It is very easy to get trapped into believing a misconception. We are all guilty of passing on information without checking it every so often. It’s not just understandable, it’s universal. In light of this, however, it is also important to remember that just because we have always believed something doesn’t mean it’s right. And when you’re traveling, the information you have to work with can make a huge difference to how your trip goes. With this in mind, I have compiled a (hopefully) helpful list of some of the world’s most visited cities and common misconceptions surrounding them.

Bangkok, Thailand

This, the most visited city in the world, is thought of by some as a lawless metropolis filled with slimy single male tourists up to no good and a population desperate to scam them for every penny they’ve got. The truth is that while Bangkok may have a Red Light District, as many cities do, this only a very small part of the city as a whole. The beauty, architecture, food, art and culture of this destination have made it popular with many demographics. This includes solo travelers, groups and families. This is not to say that Bangkok is flanked by pearly gates – but show me a large city without a seedy side and I’ll show you the children’s cartoon it came from.

Paris, France

There is such a huge misconception surrounding Paris that it has its own name. Paris Syndrome is best known for affecting the city’s Japanese visitors. I am certain, however, that they are not the only ones who reel in shock when they realize that the pink-washed, quiet, cobblestoned city from the films, the one with wide open streets, gentle background music and impeccably dressed locals is, in fact, a city. A large, international city, where people work and drive and do business every day. It is noisy, fairly gray, and frequently wet. Once you accept this reality, however, you will be able to find the real city behind all of the cliches. After all, there is a reason so many people fall in love with it – but much like falling in love in real life, you have to see it for what it really is.

New York City, USA

It’s a little difficult to choose a misconception here. Western popular culture is oversaturated with fictional depictions of this city. The main ones seem to be that everyone in the city is angry, and that so many people get murdered on a nightly basis that you’ll be tangled up in crime scene tape every time you step outside. Now, New Yorkers are not famed for their friendliness. This does not mean that they are hostile, however; mostly they are just in too much of a hurry to stop to exchange pleasantries.

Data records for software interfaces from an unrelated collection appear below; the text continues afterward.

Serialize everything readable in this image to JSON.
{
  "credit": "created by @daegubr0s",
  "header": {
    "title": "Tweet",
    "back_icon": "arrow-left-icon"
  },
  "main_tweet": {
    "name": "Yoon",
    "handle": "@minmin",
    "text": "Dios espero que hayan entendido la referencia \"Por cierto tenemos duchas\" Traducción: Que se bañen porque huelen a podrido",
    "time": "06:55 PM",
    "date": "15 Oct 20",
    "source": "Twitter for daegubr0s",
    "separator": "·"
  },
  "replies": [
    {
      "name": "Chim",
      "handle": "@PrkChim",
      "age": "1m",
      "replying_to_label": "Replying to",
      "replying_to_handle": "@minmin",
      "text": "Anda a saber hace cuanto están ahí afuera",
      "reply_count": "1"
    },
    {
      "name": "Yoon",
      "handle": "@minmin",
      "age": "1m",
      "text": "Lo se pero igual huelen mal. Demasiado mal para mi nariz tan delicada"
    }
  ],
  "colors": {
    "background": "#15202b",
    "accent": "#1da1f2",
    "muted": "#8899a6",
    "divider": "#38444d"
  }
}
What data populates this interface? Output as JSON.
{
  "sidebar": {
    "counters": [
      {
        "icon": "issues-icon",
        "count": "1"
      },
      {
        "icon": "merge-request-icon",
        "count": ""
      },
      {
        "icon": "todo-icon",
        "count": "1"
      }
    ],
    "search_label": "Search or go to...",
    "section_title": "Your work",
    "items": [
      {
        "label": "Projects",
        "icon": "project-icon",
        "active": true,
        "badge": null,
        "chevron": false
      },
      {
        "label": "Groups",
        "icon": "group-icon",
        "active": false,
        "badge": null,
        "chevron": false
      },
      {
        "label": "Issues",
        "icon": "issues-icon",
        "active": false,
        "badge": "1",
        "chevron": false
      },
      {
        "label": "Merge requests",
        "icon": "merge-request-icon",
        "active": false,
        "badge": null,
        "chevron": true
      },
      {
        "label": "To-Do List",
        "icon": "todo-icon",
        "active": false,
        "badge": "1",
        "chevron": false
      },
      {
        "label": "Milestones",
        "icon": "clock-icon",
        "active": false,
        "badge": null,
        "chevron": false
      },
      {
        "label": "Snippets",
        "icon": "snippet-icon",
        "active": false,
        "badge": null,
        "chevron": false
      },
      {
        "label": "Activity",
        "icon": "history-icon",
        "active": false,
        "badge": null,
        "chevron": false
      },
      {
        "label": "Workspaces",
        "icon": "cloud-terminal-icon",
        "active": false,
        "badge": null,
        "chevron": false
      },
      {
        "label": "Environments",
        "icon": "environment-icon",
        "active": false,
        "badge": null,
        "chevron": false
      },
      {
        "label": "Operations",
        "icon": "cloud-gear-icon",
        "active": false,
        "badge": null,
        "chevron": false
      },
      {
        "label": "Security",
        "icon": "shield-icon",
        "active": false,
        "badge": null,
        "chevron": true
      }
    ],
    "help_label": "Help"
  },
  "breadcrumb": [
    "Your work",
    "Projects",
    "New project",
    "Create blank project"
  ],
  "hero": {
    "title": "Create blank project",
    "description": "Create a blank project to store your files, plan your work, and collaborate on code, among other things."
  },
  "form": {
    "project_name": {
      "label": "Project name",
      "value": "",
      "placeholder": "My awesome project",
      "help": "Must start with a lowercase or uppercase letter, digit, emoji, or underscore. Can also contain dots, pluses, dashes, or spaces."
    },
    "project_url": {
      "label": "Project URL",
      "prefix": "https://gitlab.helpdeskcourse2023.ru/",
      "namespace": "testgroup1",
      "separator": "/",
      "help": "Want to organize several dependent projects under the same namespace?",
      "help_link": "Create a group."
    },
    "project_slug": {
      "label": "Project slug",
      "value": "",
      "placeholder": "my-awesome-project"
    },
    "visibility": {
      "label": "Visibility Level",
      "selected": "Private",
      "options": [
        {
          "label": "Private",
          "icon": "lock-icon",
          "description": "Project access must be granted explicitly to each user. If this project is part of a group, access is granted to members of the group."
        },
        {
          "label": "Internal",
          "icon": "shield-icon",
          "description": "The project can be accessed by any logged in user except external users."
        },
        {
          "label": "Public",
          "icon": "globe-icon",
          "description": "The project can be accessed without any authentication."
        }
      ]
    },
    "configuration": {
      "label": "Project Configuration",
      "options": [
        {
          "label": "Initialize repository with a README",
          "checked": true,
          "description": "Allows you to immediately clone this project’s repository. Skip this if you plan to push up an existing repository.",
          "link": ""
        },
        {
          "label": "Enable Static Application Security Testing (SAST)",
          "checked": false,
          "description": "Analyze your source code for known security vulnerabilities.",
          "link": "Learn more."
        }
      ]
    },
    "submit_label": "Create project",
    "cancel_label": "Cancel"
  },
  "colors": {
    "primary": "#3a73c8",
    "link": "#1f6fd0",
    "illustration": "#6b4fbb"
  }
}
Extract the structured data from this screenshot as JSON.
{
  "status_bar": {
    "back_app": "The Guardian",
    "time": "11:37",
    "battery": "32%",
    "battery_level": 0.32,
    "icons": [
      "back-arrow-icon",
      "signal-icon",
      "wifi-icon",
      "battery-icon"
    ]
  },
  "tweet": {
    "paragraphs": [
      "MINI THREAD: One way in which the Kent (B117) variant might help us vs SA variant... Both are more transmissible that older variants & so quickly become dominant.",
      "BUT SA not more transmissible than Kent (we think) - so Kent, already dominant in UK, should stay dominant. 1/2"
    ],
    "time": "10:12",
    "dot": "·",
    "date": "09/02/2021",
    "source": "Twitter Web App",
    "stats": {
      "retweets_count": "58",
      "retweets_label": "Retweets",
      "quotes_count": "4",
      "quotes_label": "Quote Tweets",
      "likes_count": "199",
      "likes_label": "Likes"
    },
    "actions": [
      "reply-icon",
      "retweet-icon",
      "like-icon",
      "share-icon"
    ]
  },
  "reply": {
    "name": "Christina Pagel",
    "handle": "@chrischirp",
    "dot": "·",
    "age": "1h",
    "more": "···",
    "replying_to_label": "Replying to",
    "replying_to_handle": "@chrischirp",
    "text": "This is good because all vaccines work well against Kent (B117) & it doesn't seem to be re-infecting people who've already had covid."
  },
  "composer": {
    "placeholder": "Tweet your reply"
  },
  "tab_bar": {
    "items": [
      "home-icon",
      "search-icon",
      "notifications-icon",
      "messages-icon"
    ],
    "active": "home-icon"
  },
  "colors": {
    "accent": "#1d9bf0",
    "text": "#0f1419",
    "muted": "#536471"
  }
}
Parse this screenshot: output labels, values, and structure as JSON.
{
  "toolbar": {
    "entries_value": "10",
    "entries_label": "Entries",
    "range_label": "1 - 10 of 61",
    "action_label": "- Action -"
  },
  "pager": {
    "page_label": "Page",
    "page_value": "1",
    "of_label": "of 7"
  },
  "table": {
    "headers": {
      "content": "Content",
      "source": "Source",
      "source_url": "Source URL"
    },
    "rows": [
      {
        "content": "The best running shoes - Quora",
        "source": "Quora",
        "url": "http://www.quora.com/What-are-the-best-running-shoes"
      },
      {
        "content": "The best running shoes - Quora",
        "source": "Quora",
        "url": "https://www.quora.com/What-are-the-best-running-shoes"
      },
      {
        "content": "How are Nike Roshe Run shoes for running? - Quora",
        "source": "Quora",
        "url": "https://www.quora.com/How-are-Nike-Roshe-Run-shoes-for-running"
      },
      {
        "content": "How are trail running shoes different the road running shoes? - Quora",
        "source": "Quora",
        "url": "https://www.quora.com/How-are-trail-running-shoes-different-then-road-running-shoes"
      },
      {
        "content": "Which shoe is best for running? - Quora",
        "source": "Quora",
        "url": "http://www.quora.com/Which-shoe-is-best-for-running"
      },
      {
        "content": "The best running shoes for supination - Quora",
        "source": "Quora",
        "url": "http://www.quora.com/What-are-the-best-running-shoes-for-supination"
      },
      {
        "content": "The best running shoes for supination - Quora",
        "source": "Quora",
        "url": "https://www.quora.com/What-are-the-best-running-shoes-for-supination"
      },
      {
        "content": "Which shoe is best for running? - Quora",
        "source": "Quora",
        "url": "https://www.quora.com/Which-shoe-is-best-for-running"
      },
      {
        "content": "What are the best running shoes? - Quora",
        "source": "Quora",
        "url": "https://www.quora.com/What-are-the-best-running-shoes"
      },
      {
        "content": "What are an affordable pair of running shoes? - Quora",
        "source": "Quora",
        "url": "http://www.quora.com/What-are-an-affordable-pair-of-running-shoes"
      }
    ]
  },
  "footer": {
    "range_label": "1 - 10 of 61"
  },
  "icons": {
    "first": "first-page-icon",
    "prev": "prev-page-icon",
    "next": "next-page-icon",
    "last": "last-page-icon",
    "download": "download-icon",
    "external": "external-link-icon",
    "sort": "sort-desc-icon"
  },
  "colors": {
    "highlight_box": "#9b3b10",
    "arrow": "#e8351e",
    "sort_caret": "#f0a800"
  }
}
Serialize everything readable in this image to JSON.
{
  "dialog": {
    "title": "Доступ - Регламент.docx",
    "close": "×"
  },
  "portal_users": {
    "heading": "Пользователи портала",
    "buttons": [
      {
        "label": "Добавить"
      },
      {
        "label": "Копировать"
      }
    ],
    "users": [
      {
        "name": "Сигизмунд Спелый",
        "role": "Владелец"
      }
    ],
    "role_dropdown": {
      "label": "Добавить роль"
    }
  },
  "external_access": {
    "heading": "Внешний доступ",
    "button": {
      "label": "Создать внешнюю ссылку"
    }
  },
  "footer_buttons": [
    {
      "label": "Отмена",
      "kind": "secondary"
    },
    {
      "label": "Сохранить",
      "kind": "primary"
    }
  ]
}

You are as likely to find the same percentage of helpful/unhelpful/friendly/angry people as you would in any other city. As to the murders… well, New York has recently reached its lowest crime rates since the 1950s. So maybe all of those gritty tv detectives should start moving elsewhere.

Tokyo, Japan

This city is famed for being absurdly expensive and full of wacky trends. People picture tourists having to take out a second mortgage just to afford some weird, fancy new food or gadget. Japan’s price reputation, however, actually stems from an economic boom it enjoyed in the 1980s. It is now far more affordable, although perhaps not as inexpensive as some other East Asian cities. The visual cliches of those crazy trends in food and drink, as well as futuristic light-lined city blocks and robots on every corner, are also overblown. Trends? What city doesn’t have them? They can’t get much weirder than those giant waxed mustaches I seem to be bumping into all over the place at the moment. You may see certain areas in the city that feature dreamy technology and neon designs, but others are quite old-fashioned.

London, UK

It’s hard to pick something objectively for this one, as I used to live in London. However, the main misconceptions I have encountered from travelers have been along two lines. One, assuming that it rains all the time. As in, asking if “we ever see the sky”. (Yes, we do.) Second, those pesky movies and tv programs featuring royalty or the peerage. Yes, you can enjoy the historic buildings in London, and soldiers in snazzy red outfits. But don’t ask everyone you meet if they’ve “met the Queen”. High teas are reserved for very special occasions. If anyone under the age of seventy says “jolly good” then they’re almost certainly being ironic.

The problem with imagining that the city is filled with lords, ladies and butlers is that you can forget the reality of city life. London has a relatively high crime rate, and wandering into the wrong area at the wrong time of night can be a very dangerous thing.